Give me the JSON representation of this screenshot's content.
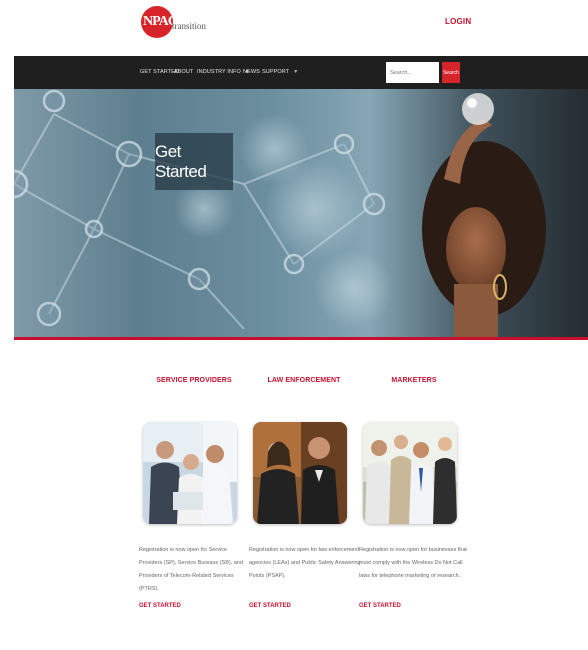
{
  "brand": {
    "logo_mark": "NPAC",
    "logo_word": "transition",
    "accent_color": "#c8102e"
  },
  "header": {
    "login_label": "LOGIN"
  },
  "nav": {
    "items": [
      {
        "label": "GET STARTED"
      },
      {
        "label": "ABOUT"
      },
      {
        "label": "INDUSTRY INFO",
        "dropdown": true
      },
      {
        "label": "NEWS"
      },
      {
        "label": "SUPPORT",
        "dropdown": true
      }
    ],
    "search_placeholder": "Search...",
    "search_button": "Search"
  },
  "hero": {
    "title": "Get Started"
  },
  "cards": [
    {
      "heading": "SERVICE PROVIDERS",
      "description": "Registration is now open for Service Providers (SP), Service Bureaus (SB), and Providers of Telecom-Related Services (PTRS).",
      "cta": "GET STARTED"
    },
    {
      "heading": "LAW ENFORCEMENT",
      "description": "Registration is now open for law enforcement agencies (LEAs) and Public Safety Answering Points (PSAP).",
      "cta": "GET STARTED"
    },
    {
      "heading": "MARKETERS",
      "description": "Registration is now open for businesses that must comply with the Wireless Do Not Call laws for telephone marketing or research.",
      "cta": "GET STARTED"
    }
  ]
}
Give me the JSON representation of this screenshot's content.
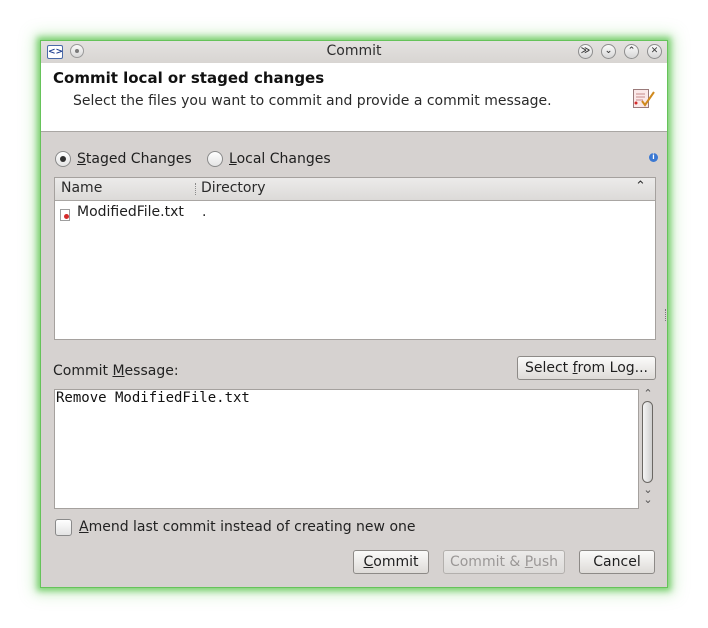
{
  "window": {
    "title": "Commit",
    "app_icon": "<>",
    "controls": {
      "keep_above": "≫",
      "keep_below": "⌄",
      "maximize": "⌃",
      "close": "✕"
    }
  },
  "header": {
    "title": "Commit local or staged changes",
    "description": "Select the files you want to commit and provide a commit message.",
    "icon": "commit-pen-icon"
  },
  "mode": {
    "staged": {
      "mnemonic": "S",
      "rest": "taged Changes",
      "checked": true
    },
    "local": {
      "mnemonic": "L",
      "rest": "ocal Changes",
      "checked": false
    },
    "info_icon": "i"
  },
  "files": {
    "columns": [
      "Name",
      "Directory"
    ],
    "sort_icon": "⌃",
    "rows": [
      {
        "name": "ModifiedFile.txt",
        "directory": "."
      }
    ]
  },
  "message": {
    "label_pre": "Commit ",
    "label_mnemonic": "M",
    "label_post": "essage:",
    "select_log_pre": "Select ",
    "select_log_mnemonic": "f",
    "select_log_post": "rom Log...",
    "value": "Remove ModifiedFile.txt",
    "scroll_up": "⌃",
    "scroll_down": "⌄\n⌄"
  },
  "amend": {
    "mnemonic": "A",
    "rest": "mend last commit instead of creating new one",
    "checked": false
  },
  "buttons": {
    "commit_mnemonic": "C",
    "commit_rest": "ommit",
    "commit_push_pre": "Commit & ",
    "commit_push_mnemonic": "P",
    "commit_push_post": "ush",
    "commit_push_disabled": true,
    "cancel": "Cancel"
  },
  "colors": {
    "focus_glow": "#5cc450",
    "info": "#3b78d2",
    "file_badge": "#d42a2a"
  }
}
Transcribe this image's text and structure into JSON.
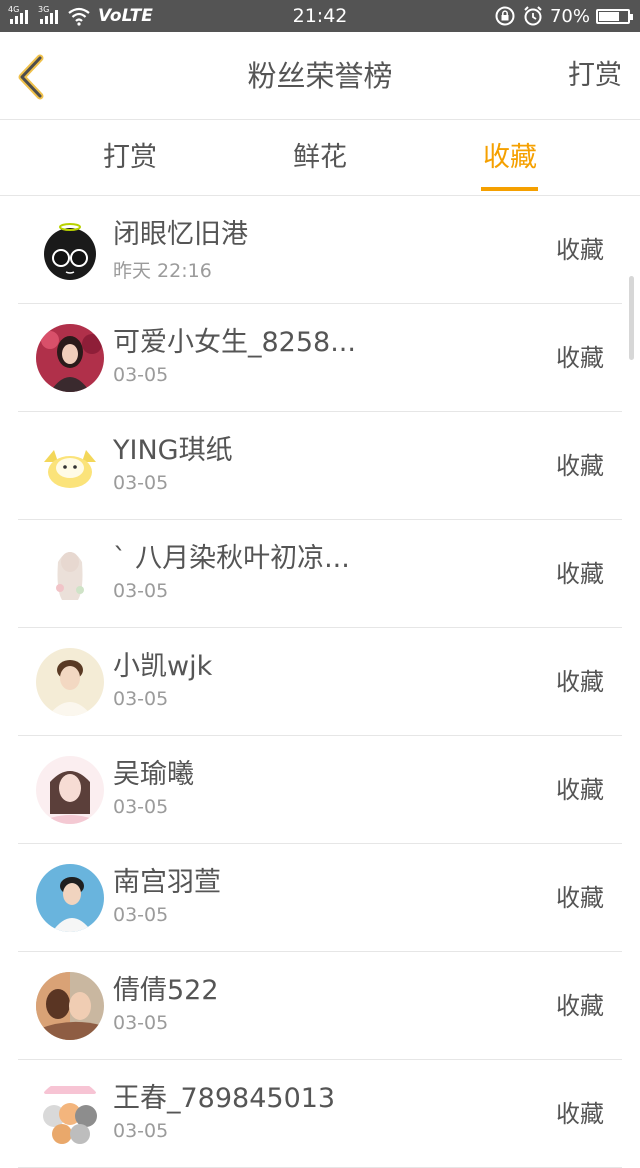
{
  "status_bar": {
    "net1": "4G",
    "net2": "3G",
    "volte": "VoLTE",
    "time": "21:42",
    "battery_text": "70%",
    "battery_level": 0.7
  },
  "header": {
    "title": "粉丝荣誉榜",
    "action_label": "打赏"
  },
  "tabs": [
    {
      "label": "打赏",
      "active": false
    },
    {
      "label": "鲜花",
      "active": false
    },
    {
      "label": "收藏",
      "active": true
    }
  ],
  "accent_color": "#f5a000",
  "items": [
    {
      "name": "闭眼忆旧港",
      "date": "昨天 22:16",
      "action": "收藏"
    },
    {
      "name": "可爱小女生_8258...",
      "date": "03-05",
      "action": "收藏"
    },
    {
      "name": "YING琪纸",
      "date": "03-05",
      "action": "收藏"
    },
    {
      "name": "ˋ 八月染秋叶初凉...",
      "date": "03-05",
      "action": "收藏"
    },
    {
      "name": "小凯wjk",
      "date": "03-05",
      "action": "收藏"
    },
    {
      "name": "吴瑜曦",
      "date": "03-05",
      "action": "收藏"
    },
    {
      "name": "南宫羽萱",
      "date": "03-05",
      "action": "收藏"
    },
    {
      "name": "倩倩522",
      "date": "03-05",
      "action": "收藏"
    },
    {
      "name": "王春_789845013",
      "date": "03-05",
      "action": "收藏"
    }
  ]
}
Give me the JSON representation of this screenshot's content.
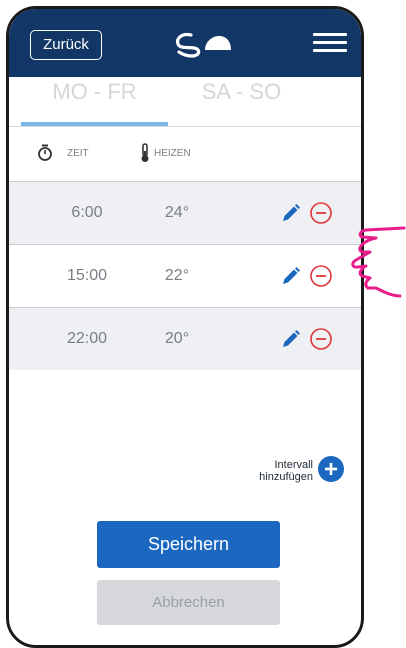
{
  "header": {
    "back_label": "Zurück"
  },
  "tabs": [
    {
      "label": "MO - FR",
      "active": true
    },
    {
      "label": "SA - SO",
      "active": false
    }
  ],
  "columns": {
    "time_label": "ZEIT",
    "heat_label": "HEIZEN"
  },
  "schedule": [
    {
      "time": "6:00",
      "temp": "24°"
    },
    {
      "time": "15:00",
      "temp": "22°"
    },
    {
      "time": "22:00",
      "temp": "20°"
    }
  ],
  "add_interval": {
    "label_line1": "Intervall",
    "label_line2": "hinzufügen"
  },
  "actions": {
    "save_label": "Speichern",
    "cancel_label": "Abbrechen"
  },
  "colors": {
    "header": "#123766",
    "primary": "#1c68c0",
    "remove": "#e0353a"
  }
}
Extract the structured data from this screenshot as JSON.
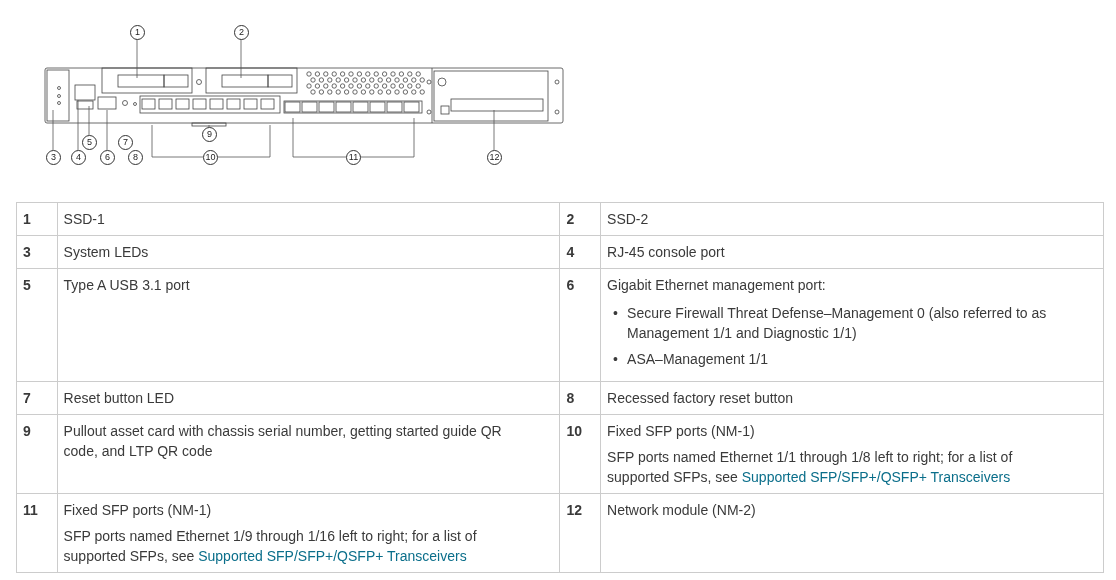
{
  "diagram": {
    "callouts": [
      "1",
      "2",
      "3",
      "4",
      "5",
      "6",
      "7",
      "8",
      "9",
      "10",
      "11",
      "12"
    ]
  },
  "table": {
    "rows": [
      {
        "items": [
          {
            "number": "1",
            "label": "SSD-1"
          },
          {
            "number": "2",
            "label": "SSD-2"
          }
        ]
      },
      {
        "items": [
          {
            "number": "3",
            "label": "System LEDs"
          },
          {
            "number": "4",
            "label": "RJ-45 console port"
          }
        ]
      },
      {
        "items": [
          {
            "number": "5",
            "label": "Type A USB 3.1 port"
          },
          {
            "number": "6",
            "label": "Gigabit Ethernet management port:",
            "bullets": [
              {
                "marker": "•",
                "text": "Secure Firewall Threat Defense–Management 0 (also referred to as Management 1/1 and Diagnostic 1/1)"
              },
              {
                "marker": "•",
                "text": "ASA–Management 1/1"
              }
            ]
          }
        ]
      },
      {
        "items": [
          {
            "number": "7",
            "label": "Reset button LED"
          },
          {
            "number": "8",
            "label": "Recessed factory reset button"
          }
        ]
      },
      {
        "items": [
          {
            "number": "9",
            "label": "Pullout asset card with chassis serial number, getting started guide QR code, and LTP QR code"
          },
          {
            "number": "10",
            "label": "Fixed SFP ports (NM-1)",
            "detail": {
              "text": "SFP ports named Ethernet 1/1 through 1/8 left to right; for a list of supported SFPs, see",
              "link": "Supported SFP/SFP+/QSFP+ Transceivers"
            }
          }
        ]
      },
      {
        "items": [
          {
            "number": "11",
            "label": "Fixed SFP ports (NM-1)",
            "detail": {
              "text": "SFP ports named Ethernet 1/9 through 1/16 left to right; for a list of supported SFPs, see",
              "link": "Supported SFP/SFP+/QSFP+ Transceivers"
            }
          },
          {
            "number": "12",
            "label": "Network module (NM-2)"
          }
        ]
      }
    ]
  }
}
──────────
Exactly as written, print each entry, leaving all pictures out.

» **Response to this task**:
Give me the JSON representation of this screenshot's content.
{
  "brand": {
    "logo_mark": "NPAC",
    "logo_word": "transition",
    "accent_color": "#c8102e"
  },
  "header": {
    "login_label": "LOGIN"
  },
  "nav": {
    "items": [
      {
        "label": "GET STARTED"
      },
      {
        "label": "ABOUT"
      },
      {
        "label": "INDUSTRY INFO",
        "dropdown": true
      },
      {
        "label": "NEWS"
      },
      {
        "label": "SUPPORT",
        "dropdown": true
      }
    ],
    "search_placeholder": "Search...",
    "search_button": "Search"
  },
  "hero": {
    "title": "Get Started"
  },
  "cards": [
    {
      "heading": "SERVICE PROVIDERS",
      "description": "Registration is now open for Service Providers (SP), Service Bureaus (SB), and Providers of Telecom-Related Services (PTRS).",
      "cta": "GET STARTED"
    },
    {
      "heading": "LAW ENFORCEMENT",
      "description": "Registration is now open for law enforcement agencies (LEAs) and Public Safety Answering Points (PSAP).",
      "cta": "GET STARTED"
    },
    {
      "heading": "MARKETERS",
      "description": "Registration is now open for businesses that must comply with the Wireless Do Not Call laws for telephone marketing or research.",
      "cta": "GET STARTED"
    }
  ]
}
Give me the JSON representation of this screenshot's content.
{
  "window": {
    "title": "Commit",
    "app_icon": "<>",
    "controls": {
      "keep_above": "≫",
      "keep_below": "⌄",
      "maximize": "⌃",
      "close": "✕"
    }
  },
  "header": {
    "title": "Commit local or staged changes",
    "description": "Select the files you want to commit and provide a commit message.",
    "icon": "commit-pen-icon"
  },
  "mode": {
    "staged": {
      "mnemonic": "S",
      "rest": "taged Changes",
      "checked": true
    },
    "local": {
      "mnemonic": "L",
      "rest": "ocal Changes",
      "checked": false
    },
    "info_icon": "i"
  },
  "files": {
    "columns": [
      "Name",
      "Directory"
    ],
    "sort_icon": "⌃",
    "rows": [
      {
        "name": "ModifiedFile.txt",
        "directory": "."
      }
    ]
  },
  "message": {
    "label_pre": "Commit ",
    "label_mnemonic": "M",
    "label_post": "essage:",
    "select_log_pre": "Select ",
    "select_log_mnemonic": "f",
    "select_log_post": "rom Log...",
    "value": "Remove ModifiedFile.txt",
    "scroll_up": "⌃",
    "scroll_down": "⌄\n⌄"
  },
  "amend": {
    "mnemonic": "A",
    "rest": "mend last commit instead of creating new one",
    "checked": false
  },
  "buttons": {
    "commit_mnemonic": "C",
    "commit_rest": "ommit",
    "commit_push_pre": "Commit & ",
    "commit_push_mnemonic": "P",
    "commit_push_post": "ush",
    "commit_push_disabled": true,
    "cancel": "Cancel"
  },
  "colors": {
    "focus_glow": "#5cc450",
    "info": "#3b78d2",
    "file_badge": "#d42a2a"
  }
}
Transcribe this image's text and structure into JSON.
{
  "status_bar": {
    "net1": "4G",
    "net2": "3G",
    "volte": "VoLTE",
    "time": "21:42",
    "battery_text": "70%",
    "battery_level": 0.7
  },
  "header": {
    "title": "粉丝荣誉榜",
    "action_label": "打赏"
  },
  "tabs": [
    {
      "label": "打赏",
      "active": false
    },
    {
      "label": "鲜花",
      "active": false
    },
    {
      "label": "收藏",
      "active": true
    }
  ],
  "accent_color": "#f5a000",
  "items": [
    {
      "name": "闭眼忆旧港",
      "date": "昨天 22:16",
      "action": "收藏"
    },
    {
      "name": "可爱小女生_8258...",
      "date": "03-05",
      "action": "收藏"
    },
    {
      "name": "YING琪纸",
      "date": "03-05",
      "action": "收藏"
    },
    {
      "name": "ˋ 八月染秋叶初凉...",
      "date": "03-05",
      "action": "收藏"
    },
    {
      "name": "小凯wjk",
      "date": "03-05",
      "action": "收藏"
    },
    {
      "name": "吴瑜曦",
      "date": "03-05",
      "action": "收藏"
    },
    {
      "name": "南宫羽萱",
      "date": "03-05",
      "action": "收藏"
    },
    {
      "name": "倩倩522",
      "date": "03-05",
      "action": "收藏"
    },
    {
      "name": "王春_789845013",
      "date": "03-05",
      "action": "收藏"
    }
  ]
}
Give me the JSON representation of this screenshot's content.
{
  "header": {
    "back_label": "Zurück"
  },
  "tabs": [
    {
      "label": "MO - FR",
      "active": true
    },
    {
      "label": "SA - SO",
      "active": false
    }
  ],
  "columns": {
    "time_label": "ZEIT",
    "heat_label": "HEIZEN"
  },
  "schedule": [
    {
      "time": "6:00",
      "temp": "24°"
    },
    {
      "time": "15:00",
      "temp": "22°"
    },
    {
      "time": "22:00",
      "temp": "20°"
    }
  ],
  "add_interval": {
    "label_line1": "Intervall",
    "label_line2": "hinzufügen"
  },
  "actions": {
    "save_label": "Speichern",
    "cancel_label": "Abbrechen"
  },
  "colors": {
    "header": "#123766",
    "primary": "#1c68c0",
    "remove": "#e0353a"
  }
}
Extract the structured data from this screenshot as JSON.
{
  "diagram": {
    "callouts": [
      "1",
      "2",
      "3",
      "4",
      "5",
      "6",
      "7",
      "8",
      "9",
      "10",
      "11",
      "12"
    ]
  },
  "table": {
    "rows": [
      {
        "items": [
          {
            "number": "1",
            "label": "SSD-1"
          },
          {
            "number": "2",
            "label": "SSD-2"
          }
        ]
      },
      {
        "items": [
          {
            "number": "3",
            "label": "System LEDs"
          },
          {
            "number": "4",
            "label": "RJ-45 console port"
          }
        ]
      },
      {
        "items": [
          {
            "number": "5",
            "label": "Type A USB 3.1 port"
          },
          {
            "number": "6",
            "label": "Gigabit Ethernet management port:",
            "bullets": [
              {
                "marker": "•",
                "text": "Secure Firewall Threat Defense–Management 0 (also referred to as Management 1/1 and Diagnostic 1/1)"
              },
              {
                "marker": "•",
                "text": "ASA–Management 1/1"
              }
            ]
          }
        ]
      },
      {
        "items": [
          {
            "number": "7",
            "label": "Reset button LED"
          },
          {
            "number": "8",
            "label": "Recessed factory reset button"
          }
        ]
      },
      {
        "items": [
          {
            "number": "9",
            "label": "Pullout asset card with chassis serial number, getting started guide QR code, and LTP QR code"
          },
          {
            "number": "10",
            "label": "Fixed SFP ports (NM-1)",
            "detail": {
              "text": "SFP ports named Ethernet 1/1 through 1/8 left to right; for a list of supported SFPs, see",
              "link": "Supported SFP/SFP+/QSFP+ Transceivers"
            }
          }
        ]
      },
      {
        "items": [
          {
            "number": "11",
            "label": "Fixed SFP ports (NM-1)",
            "detail": {
              "text": "SFP ports named Ethernet 1/9 through 1/16 left to right; for a list of supported SFPs, see",
              "link": "Supported SFP/SFP+/QSFP+ Transceivers"
            }
          },
          {
            "number": "12",
            "label": "Network module (NM-2)"
          }
        ]
      }
    ]
  }
}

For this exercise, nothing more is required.